The outbreak of Covid-19 has resulted in many East Asian people in the UK being ‘otherised’, reflecting a similar situation encountered by Britain’s migrant communities post the Brexit referendum in 2016. Indeed, evidence shows a spike in hate crimes following the EU referendum in 2016. Certainly, the intervening three years of Brexit negotiations have been surrounded by racist and anti-migrant undertones, particularly vilifying migrants and minority groups.
Similarly, British Muslims continue being ‘otherised’ during the pandemic, with concerns being raised that right-wing voices in the UK are fuelling Islamophobia after Daily Mail commentator, Andrew Pearce suggested that there would be a “spike” in coronavirus cases during Ramadan. Pearce tweeted, “If families gather for holy month of Ramadan will there be a huge spike in Covid cases. Doctors are very worried”.
Meanwhile, international conspiracies connecting Muslims to the spread of the coronavirus continue to abound.
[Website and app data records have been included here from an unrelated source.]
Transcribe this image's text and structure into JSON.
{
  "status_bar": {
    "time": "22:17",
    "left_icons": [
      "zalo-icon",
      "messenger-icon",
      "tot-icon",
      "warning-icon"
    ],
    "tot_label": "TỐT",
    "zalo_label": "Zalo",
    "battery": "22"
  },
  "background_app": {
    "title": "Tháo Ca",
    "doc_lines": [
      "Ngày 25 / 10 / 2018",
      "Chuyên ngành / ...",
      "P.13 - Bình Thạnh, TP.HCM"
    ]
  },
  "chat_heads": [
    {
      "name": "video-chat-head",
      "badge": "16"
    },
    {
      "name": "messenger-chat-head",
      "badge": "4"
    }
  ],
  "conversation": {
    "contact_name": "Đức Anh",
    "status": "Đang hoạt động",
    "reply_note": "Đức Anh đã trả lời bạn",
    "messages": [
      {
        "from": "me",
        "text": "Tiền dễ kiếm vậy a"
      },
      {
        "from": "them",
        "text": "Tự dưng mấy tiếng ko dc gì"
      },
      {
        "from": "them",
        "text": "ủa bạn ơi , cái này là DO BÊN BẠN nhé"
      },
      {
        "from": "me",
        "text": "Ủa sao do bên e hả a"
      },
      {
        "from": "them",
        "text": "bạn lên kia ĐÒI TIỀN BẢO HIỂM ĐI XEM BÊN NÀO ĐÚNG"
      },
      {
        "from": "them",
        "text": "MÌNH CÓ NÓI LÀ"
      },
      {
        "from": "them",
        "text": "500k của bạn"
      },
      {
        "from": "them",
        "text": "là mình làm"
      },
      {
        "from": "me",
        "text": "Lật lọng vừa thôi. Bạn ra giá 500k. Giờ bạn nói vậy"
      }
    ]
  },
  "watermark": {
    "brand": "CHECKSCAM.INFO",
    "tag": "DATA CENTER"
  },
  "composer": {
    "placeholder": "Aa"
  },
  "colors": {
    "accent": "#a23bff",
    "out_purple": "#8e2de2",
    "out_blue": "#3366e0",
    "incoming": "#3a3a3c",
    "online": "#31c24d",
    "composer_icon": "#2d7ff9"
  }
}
The UK is not immune to these conspiracies, with counter-terrorism police recently investigating far-right groups accused of “trying to use the coronavirus crisis to stoke anti-Muslim sentiment”.
These groups have been fuelled by prominent far-right personalities, including Katie Hopkins who suggested that the UK police should follow the example of India in deploying violence against Muslims during lockdown. Likewise, Tommy Robinson shared a video allegedly showing British Muslims attending prayers at a “secret mosque”. According to the Guardian, the West Midlands police subsequently dismissed these claims.
As Lynn Dobbs of the Guardian stated yesterday; “Coronavirus might not discriminate, but our society does. Whether it’s the fact that the workers propping up our lockdown lives tend to be poorer, or the higher numbers of black, Asian and minority ethnic people dying from coronavirus, this crisis is shedding light on the fault lines in our society.” We cannot allow racial abuse and prejudice to exacerbate these existing structural inequalities that make minority communities vulnerable to the impacts of the current pandemic. This is a time for cohesion and solidarity. Those who promote only division contribute to lasting societal impacts that are perhaps equally as dangerous as the virus itself.